The whole issue with Israel has a direct link back to the founders of Neoconservatism; for they were Jews who wanted a strong America onside to back Israel. Israel would not act as blatant as it does without the knowledge that the U.S.A has its back.

I personally have no real political affiliation anymore. There was a time when I flirted with the whole nationalism thing; but thinking back, it had more to do with my nostalgic view of History (I have a fondness for the past you see) rather than any ideological predilection.

Initiate
User avatar
Posts: 810
Joined: Fri Aug 29, 2008 11:36 pm

PostFri Dec 07, 2012 11:48 pm » by Domeika


Tour10: My flag waving days are over. And anyone with a brain should be able to see what is coming....an economic collapse. There are your family and friends, and then there is everyone else. I think that is where conservatism really kicks in because I expect no one to save me or feed me other than myself. There is no superman, or batman, or spiderman, just this plain mortal man, but that doesn't mean I give up, it just means I dig in.

Anyone that thinks otherwise will find themselves hungry if not on a spit.

Conspirator
User avatar
Posts: 4956
Joined: Tue Aug 17, 2010 2:36 pm

PostSat Dec 08, 2012 12:08 am » by Tuor10

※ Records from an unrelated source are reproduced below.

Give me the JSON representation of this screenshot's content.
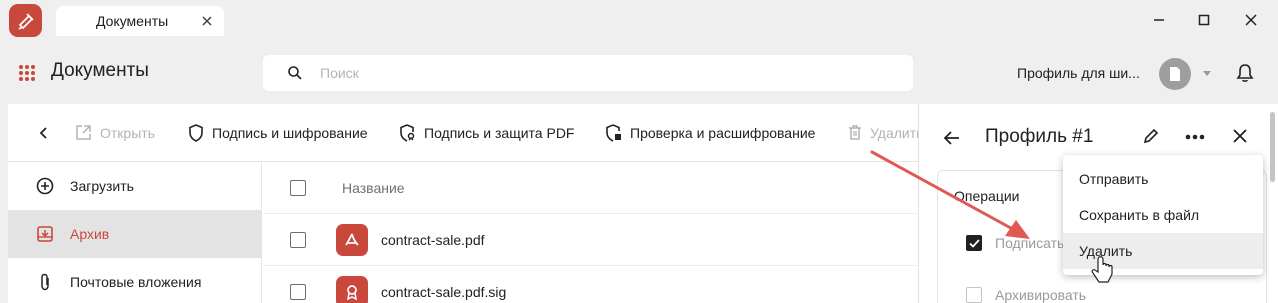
{
  "window": {
    "tab_title": "Документы",
    "controls": [
      "minimize-icon",
      "maximize-icon",
      "close-icon"
    ]
  },
  "header": {
    "app_title": "Документы",
    "search_placeholder": "Поиск",
    "search_value": "",
    "profile_name": "Профиль для ши..."
  },
  "toolbar": {
    "back_icon": "chevron-left-icon",
    "items": [
      {
        "label": "Открыть",
        "icon": "open-external-icon",
        "disabled": true
      },
      {
        "label": "Подпись и шифрование",
        "icon": "shield-icon",
        "disabled": false
      },
      {
        "label": "Подпись и защита PDF",
        "icon": "pdf-sign-icon",
        "disabled": false
      },
      {
        "label": "Проверка и расшифрование",
        "icon": "shield-check-icon",
        "disabled": false
      },
      {
        "label": "Удалить",
        "icon": "trash-icon",
        "disabled": true
      }
    ]
  },
  "sidebar": {
    "items": [
      {
        "label": "Загрузить",
        "icon": "plus-circle-icon",
        "active": false
      },
      {
        "label": "Архив",
        "icon": "archive-icon",
        "active": true
      },
      {
        "label": "Почтовые вложения",
        "icon": "paperclip-icon",
        "active": false
      }
    ]
  },
  "files": {
    "column_name": "Название",
    "rows": [
      {
        "name": "contract-sale.pdf",
        "icon": "pdf-icon",
        "checked": false
      },
      {
        "name": "contract-sale.pdf.sig",
        "icon": "signature-icon",
        "checked": false
      }
    ]
  },
  "panel": {
    "title": "Профиль #1",
    "operations_title": "Операции",
    "operations": [
      {
        "label": "Подписать",
        "checked": true
      },
      {
        "label": "Архивировать",
        "checked": false
      }
    ]
  },
  "menu": {
    "items": [
      "Отправить",
      "Сохранить в файл",
      "Удалить"
    ],
    "hovered_index": 2
  },
  "colors": {
    "accent": "#c8493c",
    "background": "#efefef",
    "surface": "#ffffff",
    "annotation_arrow": "#e05a55"
  }
}
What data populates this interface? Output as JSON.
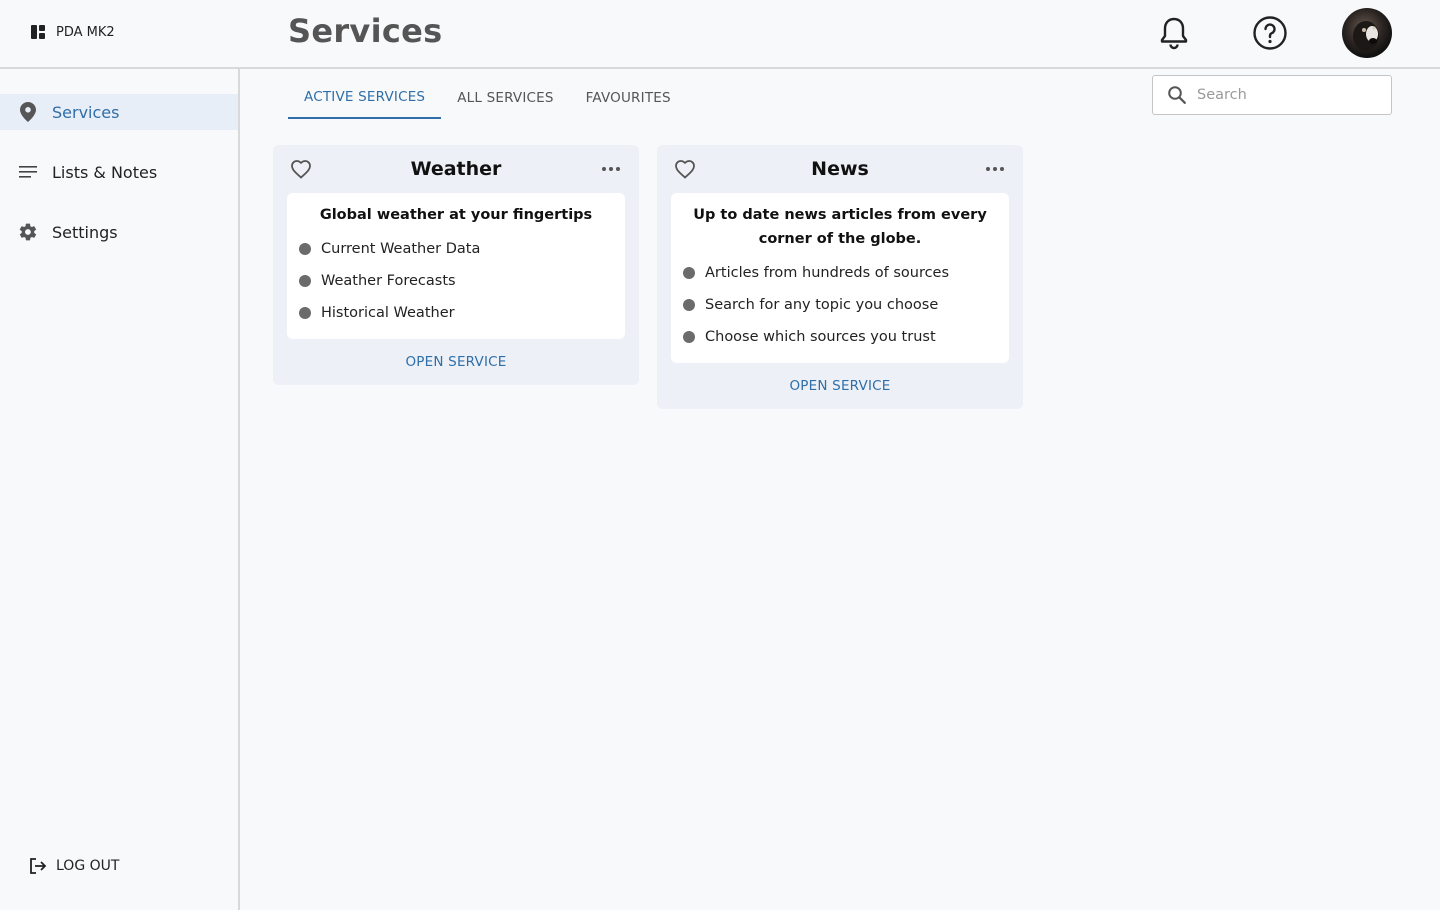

Domeika wrote:Tour10: My flag waving days are over. And anyone with a brain should be able to see what is coming....an economic collapse. There are your family and friends, and then there is everyone else. I think that is where conservatism really kicks in because I expect no one to save me or feed me other than myself. There is no superman, or batman, or spiderman, just this plain mortal man, but that doesn't mean I give up, it just means I dig in.

Anyone that thinks otherwise will find themselves hungry if not on a spit.


Very true.
In Britain, many have become completely dependent on the state; but because of the financial state Britain finds itself in, the generous benefit tap is being turned off. So as a consequence, the state are trying to force people back to work, using various means, including making people work for nothing in order to receive their benefits - they call it the "back to work scheme". People on long-term unemployment benefit are also farmed out to private firms, who are supposed to help the unemployed back to work by providing training: basic numeracy and English skill - tying your shoe laces - that kind of thing. They also provide facilities for people to contact jobs etc.
The sum total of this scheme has been negligible to say the least. Aside from people being used as free labour, there has been a number of private companies who have been siphoning money from the tax payer, while actually providing no service.
The biggest problem is the fact that the country is fucked. There are not enough jobs available; and the working population - aided by immigration mainly from the EU - is getting bigger.

In short: Britain is a few years away from a major social meltdown.

Conspirator
User avatar
Posts: 2317
Joined: Mon Apr 16, 2012 9:16 am

PostSat Dec 08, 2012 2:37 pm » by mediasorcery


good read you two, thanx, i hate labels myself, its just individuals to me, but, each to there own, liberal in some aspects, conservative in others, see.
the story of life is quicker than the blink of an eye, the story of love is hello and goodbye, until we meet again my friend.

Conspirator
User avatar
Posts: 4956
Joined: Tue Aug 17, 2010 2:36 pm

PostSat Dec 08, 2012 6:39 pm » by Tuor10


mediasorcery wrote:good read you two, thanx, i hate labels myself, its just individuals to me, but, each to there own, liberal in some aspects, conservative in others, see.


There is no real difference between mainstream political parties In Britain. I aspect the same can be said for most mainstream political parties the world over. Politicians are merely pawns who serve a higher order. They create a facade of political division in order to divide the masses; and it has worked. It has worked because a high percentage of the voting public vote one way or the other - regardless of who is running their party of choice. I know people who vote Labour because their fathers voted for them.

When all is said and done, we, the people who vote these charlatans into power, have no say what so ever.



Visit Disclose.tv on Facebook